Labour turnover is at the lowest level for four years, but its impact on the
bottom line is still failing to be measured.
The Labour Turnover Survey by the Chartered Institute of Personnel and
Development (CIPD) shows that turnover for all employees stood at 15.7 per cent
in 2003. This compares with16.1 per cent in 2002, 18.2 per cent in 2001 and
26.6 per cent back in 2000.
However, while the CIPD research shows a lower labour turnover rate than in
previous years, it is still very high historically, and employers continue to
report that it represents a significant cost.
Despite this recognition, the survey also found that only 12 per cent of the
577 personnel professionals questioned said their organisation was able to
calculate the actual cost of staff leaving the business.
The CIPD warned that HR would miss the opportunity to make an impact on the
bottom line if it did not measure the cost of staff turnover.
Charles Cotton, rewards expert at the CIPD, said that a low turnover of
staff could still hide numerous costs, including funding advertising for new
vacancies, recruitment and selection costs and training for new recruits.
"If you don’t understand the costs associated with each job, you are
not going to understand turnover," Cotton said. "If HR can quantify

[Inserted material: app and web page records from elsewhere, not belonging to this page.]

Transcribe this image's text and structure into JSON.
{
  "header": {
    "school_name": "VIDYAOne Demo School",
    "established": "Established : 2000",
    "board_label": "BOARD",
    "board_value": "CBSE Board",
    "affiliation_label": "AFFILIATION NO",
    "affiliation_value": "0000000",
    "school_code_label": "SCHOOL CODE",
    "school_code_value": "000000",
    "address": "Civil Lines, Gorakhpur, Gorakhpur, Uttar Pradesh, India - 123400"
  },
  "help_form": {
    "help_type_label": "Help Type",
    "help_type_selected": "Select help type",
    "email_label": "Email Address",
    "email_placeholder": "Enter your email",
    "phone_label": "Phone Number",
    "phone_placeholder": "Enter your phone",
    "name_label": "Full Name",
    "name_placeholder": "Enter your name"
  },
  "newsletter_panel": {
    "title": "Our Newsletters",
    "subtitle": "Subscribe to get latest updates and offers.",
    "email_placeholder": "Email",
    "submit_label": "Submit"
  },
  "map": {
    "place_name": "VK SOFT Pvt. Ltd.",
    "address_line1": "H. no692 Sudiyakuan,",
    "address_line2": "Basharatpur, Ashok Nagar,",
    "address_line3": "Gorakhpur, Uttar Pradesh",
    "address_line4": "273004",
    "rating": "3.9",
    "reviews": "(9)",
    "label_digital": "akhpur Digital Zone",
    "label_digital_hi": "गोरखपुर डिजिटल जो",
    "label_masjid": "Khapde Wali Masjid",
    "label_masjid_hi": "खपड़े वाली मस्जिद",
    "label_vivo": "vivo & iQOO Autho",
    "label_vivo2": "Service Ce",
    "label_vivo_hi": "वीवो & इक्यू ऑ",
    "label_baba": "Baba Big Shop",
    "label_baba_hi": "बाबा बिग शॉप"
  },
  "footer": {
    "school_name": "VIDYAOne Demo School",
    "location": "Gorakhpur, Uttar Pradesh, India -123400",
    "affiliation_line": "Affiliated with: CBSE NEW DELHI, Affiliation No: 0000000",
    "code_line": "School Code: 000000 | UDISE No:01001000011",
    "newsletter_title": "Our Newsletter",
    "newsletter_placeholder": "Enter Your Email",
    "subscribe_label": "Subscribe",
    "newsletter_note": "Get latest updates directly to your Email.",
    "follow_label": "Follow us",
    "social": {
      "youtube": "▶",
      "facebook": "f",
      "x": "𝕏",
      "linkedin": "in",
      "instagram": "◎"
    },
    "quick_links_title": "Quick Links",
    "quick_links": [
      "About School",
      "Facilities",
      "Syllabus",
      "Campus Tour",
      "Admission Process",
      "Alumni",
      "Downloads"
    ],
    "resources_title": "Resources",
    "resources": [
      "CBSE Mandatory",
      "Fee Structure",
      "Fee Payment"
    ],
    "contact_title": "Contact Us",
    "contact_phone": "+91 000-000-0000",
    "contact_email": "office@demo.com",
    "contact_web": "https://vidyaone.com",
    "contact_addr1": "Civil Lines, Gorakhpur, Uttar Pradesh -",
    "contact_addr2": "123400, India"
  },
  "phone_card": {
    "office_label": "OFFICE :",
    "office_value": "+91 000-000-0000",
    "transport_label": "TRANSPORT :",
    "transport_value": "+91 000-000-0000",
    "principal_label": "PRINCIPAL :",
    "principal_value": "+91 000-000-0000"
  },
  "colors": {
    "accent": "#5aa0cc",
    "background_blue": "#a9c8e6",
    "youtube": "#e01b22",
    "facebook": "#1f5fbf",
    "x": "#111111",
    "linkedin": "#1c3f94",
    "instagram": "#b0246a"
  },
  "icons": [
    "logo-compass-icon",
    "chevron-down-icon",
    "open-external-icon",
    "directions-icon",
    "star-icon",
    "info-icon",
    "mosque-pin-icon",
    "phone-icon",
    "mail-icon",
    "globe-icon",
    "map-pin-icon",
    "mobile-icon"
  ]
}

the cost of turnover, then it can show its impact in figures that the financial
director will love."